| ACTION ITEM |
Every record below should be printed exactly as given.

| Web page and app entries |
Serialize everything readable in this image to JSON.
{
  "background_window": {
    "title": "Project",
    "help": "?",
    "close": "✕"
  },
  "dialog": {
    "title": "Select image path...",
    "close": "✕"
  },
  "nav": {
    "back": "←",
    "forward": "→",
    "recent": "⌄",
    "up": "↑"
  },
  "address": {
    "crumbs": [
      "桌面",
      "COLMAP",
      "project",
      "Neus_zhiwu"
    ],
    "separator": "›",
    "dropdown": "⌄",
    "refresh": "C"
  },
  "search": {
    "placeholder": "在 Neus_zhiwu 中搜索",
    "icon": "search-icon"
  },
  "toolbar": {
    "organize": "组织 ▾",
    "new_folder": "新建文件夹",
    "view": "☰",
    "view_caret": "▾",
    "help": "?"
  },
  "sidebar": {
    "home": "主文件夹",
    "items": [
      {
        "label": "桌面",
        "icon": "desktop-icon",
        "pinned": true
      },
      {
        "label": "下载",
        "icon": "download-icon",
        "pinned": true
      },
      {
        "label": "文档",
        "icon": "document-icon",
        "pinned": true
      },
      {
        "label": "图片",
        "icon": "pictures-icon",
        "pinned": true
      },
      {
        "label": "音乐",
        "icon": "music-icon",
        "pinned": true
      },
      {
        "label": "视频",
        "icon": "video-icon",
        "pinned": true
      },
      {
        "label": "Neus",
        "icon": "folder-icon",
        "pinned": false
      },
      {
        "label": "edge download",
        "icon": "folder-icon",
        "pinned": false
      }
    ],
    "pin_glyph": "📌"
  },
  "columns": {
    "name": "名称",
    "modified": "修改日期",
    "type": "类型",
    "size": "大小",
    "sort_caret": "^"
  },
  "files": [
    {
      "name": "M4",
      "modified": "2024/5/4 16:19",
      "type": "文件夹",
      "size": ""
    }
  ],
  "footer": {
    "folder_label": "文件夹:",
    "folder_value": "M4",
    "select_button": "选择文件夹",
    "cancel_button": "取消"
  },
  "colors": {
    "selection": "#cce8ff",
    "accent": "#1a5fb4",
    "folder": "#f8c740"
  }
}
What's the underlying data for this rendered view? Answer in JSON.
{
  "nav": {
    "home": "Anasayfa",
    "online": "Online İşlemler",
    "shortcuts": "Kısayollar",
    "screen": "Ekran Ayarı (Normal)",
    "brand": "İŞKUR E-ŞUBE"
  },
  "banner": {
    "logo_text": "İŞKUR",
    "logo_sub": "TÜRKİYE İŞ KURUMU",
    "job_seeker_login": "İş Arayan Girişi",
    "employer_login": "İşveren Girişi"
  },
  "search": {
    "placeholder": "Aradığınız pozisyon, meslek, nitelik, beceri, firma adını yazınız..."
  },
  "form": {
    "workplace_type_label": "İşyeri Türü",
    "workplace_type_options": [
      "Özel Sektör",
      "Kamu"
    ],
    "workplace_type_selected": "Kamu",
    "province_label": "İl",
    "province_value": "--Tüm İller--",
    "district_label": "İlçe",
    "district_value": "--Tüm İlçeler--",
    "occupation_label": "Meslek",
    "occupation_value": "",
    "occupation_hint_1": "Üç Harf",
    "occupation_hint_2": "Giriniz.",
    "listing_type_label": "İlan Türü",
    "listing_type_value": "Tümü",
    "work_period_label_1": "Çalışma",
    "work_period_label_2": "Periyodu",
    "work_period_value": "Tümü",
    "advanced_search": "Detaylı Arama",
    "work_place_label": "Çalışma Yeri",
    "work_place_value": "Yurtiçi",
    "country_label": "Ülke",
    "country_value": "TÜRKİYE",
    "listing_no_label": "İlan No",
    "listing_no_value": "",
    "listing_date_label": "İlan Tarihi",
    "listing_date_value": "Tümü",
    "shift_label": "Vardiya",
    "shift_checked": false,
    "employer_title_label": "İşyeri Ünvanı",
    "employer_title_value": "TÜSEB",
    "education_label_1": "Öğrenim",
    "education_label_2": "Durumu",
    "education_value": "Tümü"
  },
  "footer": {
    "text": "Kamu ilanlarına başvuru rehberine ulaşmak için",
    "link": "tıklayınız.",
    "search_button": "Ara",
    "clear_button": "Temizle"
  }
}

| FINISHED EXERCISE |
Serialize everything readable in this image to JSON.
{
  "background_window": {
    "title": "Project",
    "help": "?",
    "close": "✕"
  },
  "dialog": {
    "title": "Select image path...",
    "close": "✕"
  },
  "nav": {
    "back": "←",
    "forward": "→",
    "recent": "⌄",
    "up": "↑"
  },
  "address": {
    "crumbs": [
      "桌面",
      "COLMAP",
      "project",
      "Neus_zhiwu"
    ],
    "separator": "›",
    "dropdown": "⌄",
    "refresh": "C"
  },
  "search": {
    "placeholder": "在 Neus_zhiwu 中搜索",
    "icon": "search-icon"
  },
  "toolbar": {
    "organize": "组织 ▾",
    "new_folder": "新建文件夹",
    "view": "☰",
    "view_caret": "▾",
    "help": "?"
  },
  "sidebar": {
    "home": "主文件夹",
    "items": [
      {
        "label": "桌面",
        "icon": "desktop-icon",
        "pinned": true
      },
      {
        "label": "下载",
        "icon": "download-icon",
        "pinned": true
      },
      {
        "label": "文档",
        "icon": "document-icon",
        "pinned": true
      },
      {
        "label": "图片",
        "icon": "pictures-icon",
        "pinned": true
      },
      {
        "label": "音乐",
        "icon": "music-icon",
        "pinned": true
      },
      {
        "label": "视频",
        "icon": "video-icon",
        "pinned": true
      },
      {
        "label": "Neus",
        "icon": "folder-icon",
        "pinned": false
      },
      {
        "label": "edge download",
        "icon": "folder-icon",
        "pinned": false
      }
    ],
    "pin_glyph": "📌"
  },
  "columns": {
    "name": "名称",
    "modified": "修改日期",
    "type": "类型",
    "size": "大小",
    "sort_caret": "^"
  },
  "files": [
    {
      "name": "M4",
      "modified": "2024/5/4 16:19",
      "type": "文件夹",
      "size": ""
    }
  ],
  "footer": {
    "folder_label": "文件夹:",
    "folder_value": "M4",
    "select_button": "选择文件夹",
    "cancel_button": "取消"
  },
  "colors": {
    "selection": "#cce8ff",
    "accent": "#1a5fb4",
    "folder": "#f8c740"
  }
}
What's the underlying data for this rendered view? Answer in JSON.
{
  "nav": {
    "home": "Anasayfa",
    "online": "Online İşlemler",
    "shortcuts": "Kısayollar",
    "screen": "Ekran Ayarı (Normal)",
    "brand": "İŞKUR E-ŞUBE"
  },
  "banner": {
    "logo_text": "İŞKUR",
    "logo_sub": "TÜRKİYE İŞ KURUMU",
    "job_seeker_login": "İş Arayan Girişi",
    "employer_login": "İşveren Girişi"
  },
  "search": {
    "placeholder": "Aradığınız pozisyon, meslek, nitelik, beceri, firma adını yazınız..."
  },
  "form": {
    "workplace_type_label": "İşyeri Türü",
    "workplace_type_options": [
      "Özel Sektör",
      "Kamu"
    ],
    "workplace_type_selected": "Kamu",
    "province_label": "İl",
    "province_value": "--Tüm İller--",
    "district_label": "İlçe",
    "district_value": "--Tüm İlçeler--",
    "occupation_label": "Meslek",
    "occupation_value": "",
    "occupation_hint_1": "Üç Harf",
    "occupation_hint_2": "Giriniz.",
    "listing_type_label": "İlan Türü",
    "listing_type_value": "Tümü",
    "work_period_label_1": "Çalışma",
    "work_period_label_2": "Periyodu",
    "work_period_value": "Tümü",
    "advanced_search": "Detaylı Arama",
    "work_place_label": "Çalışma Yeri",
    "work_place_value": "Yurtiçi",
    "country_label": "Ülke",
    "country_value": "TÜRKİYE",
    "listing_no_label": "İlan No",
    "listing_no_value": "",
    "listing_date_label": "İlan Tarihi",
    "listing_date_value": "Tümü",
    "shift_label": "Vardiya",
    "shift_checked": false,
    "employer_title_label": "İşyeri Ünvanı",
    "employer_title_value": "TÜSEB",
    "education_label_1": "Öğrenim",
    "education_label_2": "Durumu",
    "education_value": "Tümü"
  },
  "footer": {
    "text": "Kamu ilanlarına başvuru rehberine ulaşmak için",
    "link": "tıklayınız.",
    "search_button": "Ara",
    "clear_button": "Temizle"
  }
}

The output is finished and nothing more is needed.